While Pawhuska locals are using washable paint pens this week to scribble “Go Huskies!” on their vehicles and business windows, a few Osage tribal members are using the same tool to promote a different message: “Pass the Budget!”
“We’re not trying to be radical,” said Osage tribal member Peaches McKinley, who along with others, was writing messages on her car windows. “But this has gone on long enough.”
Other messages written Tuesday: “Osage People deserve better,” “Stop the hypocrisy,” “For the people,” and “A House Divided Will Not Stand!”

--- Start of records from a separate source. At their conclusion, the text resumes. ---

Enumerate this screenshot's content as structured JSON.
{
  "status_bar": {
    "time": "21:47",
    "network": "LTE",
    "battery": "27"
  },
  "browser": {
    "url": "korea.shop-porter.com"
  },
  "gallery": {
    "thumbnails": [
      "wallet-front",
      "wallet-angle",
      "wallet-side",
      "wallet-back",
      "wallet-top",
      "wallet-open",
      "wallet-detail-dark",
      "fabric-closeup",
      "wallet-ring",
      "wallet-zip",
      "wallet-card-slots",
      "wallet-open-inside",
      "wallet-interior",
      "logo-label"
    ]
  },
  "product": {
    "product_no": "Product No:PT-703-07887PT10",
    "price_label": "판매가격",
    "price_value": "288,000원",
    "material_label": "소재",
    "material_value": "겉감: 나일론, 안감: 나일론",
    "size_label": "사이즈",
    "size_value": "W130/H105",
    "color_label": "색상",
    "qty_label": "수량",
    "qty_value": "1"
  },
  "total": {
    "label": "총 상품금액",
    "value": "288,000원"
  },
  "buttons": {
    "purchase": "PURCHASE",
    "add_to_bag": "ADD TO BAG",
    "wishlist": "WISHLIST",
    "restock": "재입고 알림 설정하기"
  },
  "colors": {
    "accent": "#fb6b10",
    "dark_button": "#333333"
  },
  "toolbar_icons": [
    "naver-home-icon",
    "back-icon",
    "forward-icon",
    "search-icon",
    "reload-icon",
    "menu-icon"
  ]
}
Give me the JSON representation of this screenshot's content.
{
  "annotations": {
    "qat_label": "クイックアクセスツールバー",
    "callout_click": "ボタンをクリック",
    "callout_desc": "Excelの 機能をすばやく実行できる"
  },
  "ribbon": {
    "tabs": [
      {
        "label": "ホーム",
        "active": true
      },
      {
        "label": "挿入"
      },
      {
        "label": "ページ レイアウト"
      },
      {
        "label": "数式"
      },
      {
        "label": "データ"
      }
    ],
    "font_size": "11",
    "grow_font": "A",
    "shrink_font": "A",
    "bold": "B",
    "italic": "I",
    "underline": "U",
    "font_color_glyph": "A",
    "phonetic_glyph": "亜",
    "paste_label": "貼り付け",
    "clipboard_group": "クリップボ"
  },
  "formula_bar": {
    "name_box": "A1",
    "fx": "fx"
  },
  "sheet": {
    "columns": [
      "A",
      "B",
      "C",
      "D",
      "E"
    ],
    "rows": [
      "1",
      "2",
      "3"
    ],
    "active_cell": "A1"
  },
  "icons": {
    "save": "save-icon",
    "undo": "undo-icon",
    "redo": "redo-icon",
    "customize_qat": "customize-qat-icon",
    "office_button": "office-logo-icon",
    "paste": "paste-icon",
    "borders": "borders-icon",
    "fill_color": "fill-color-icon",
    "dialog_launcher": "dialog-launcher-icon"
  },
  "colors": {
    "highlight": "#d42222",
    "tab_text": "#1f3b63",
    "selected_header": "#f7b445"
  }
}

The tribal members parked their vehicles in the southern end of the ALCO store parking lot at 12:30 p.m., took out several colored paint pens, brainstormed and wrote these messages referring to the yet-to-be-passed 2010 fiscal year budget for the Osage Nation’s Executive Branch and its government operations.
Writing the messages “was done on our own time, with our own resources,” said Osage tribal member Jennifer Tiger. “We’re just trying to be a little more vocal the best we can. It really should be everybody that should be concerned.”
Osage Nation government operations, that are now functioning under a continuing resolution, has a spending restriction which limits Executive Branch departments’ expenses to one-twelfth of the FY 2009 levels per month. The restriction could hurt operations or projects requiring funding surpassing the one-twelfth limit.
“It just puts everyone in a huge bind,” said McKinley, who is hearing of departments struggling to keep running despite the spending limit. “We didn’t do this to embarrass anybody, this was already out there anyway.”
The Osage News could not get more specifics Wednesday on how the Nation’s programs and departments are being affected by the one-twelfth spending restriction – pending Executive Branch approval of information that could be released.
Chief Gray told Congress “we are in real jeopardy of losing $20 million in federal funds awarded to us many months ago, and should we lose those funds, we are in further jeopardy of losing future funds” during his remarks on the first day of Monday’s 22nd Special Session. “As a result, the services that are offered by approximately 50 Osage Nation programs through federal funding will have to be discontinued or funded with tribal dollars.”
Congress meets again at 10 a.m. Friday and has slated committee meetings next week to focus on the budget items.
The Congressional Education Committee meets immediately following the Dec. 7 Congressional session and on Dec. 8, the Commerce and Economic Development Committee meets after the Congressional session and the Government Operations Committee meets at 1 p.m.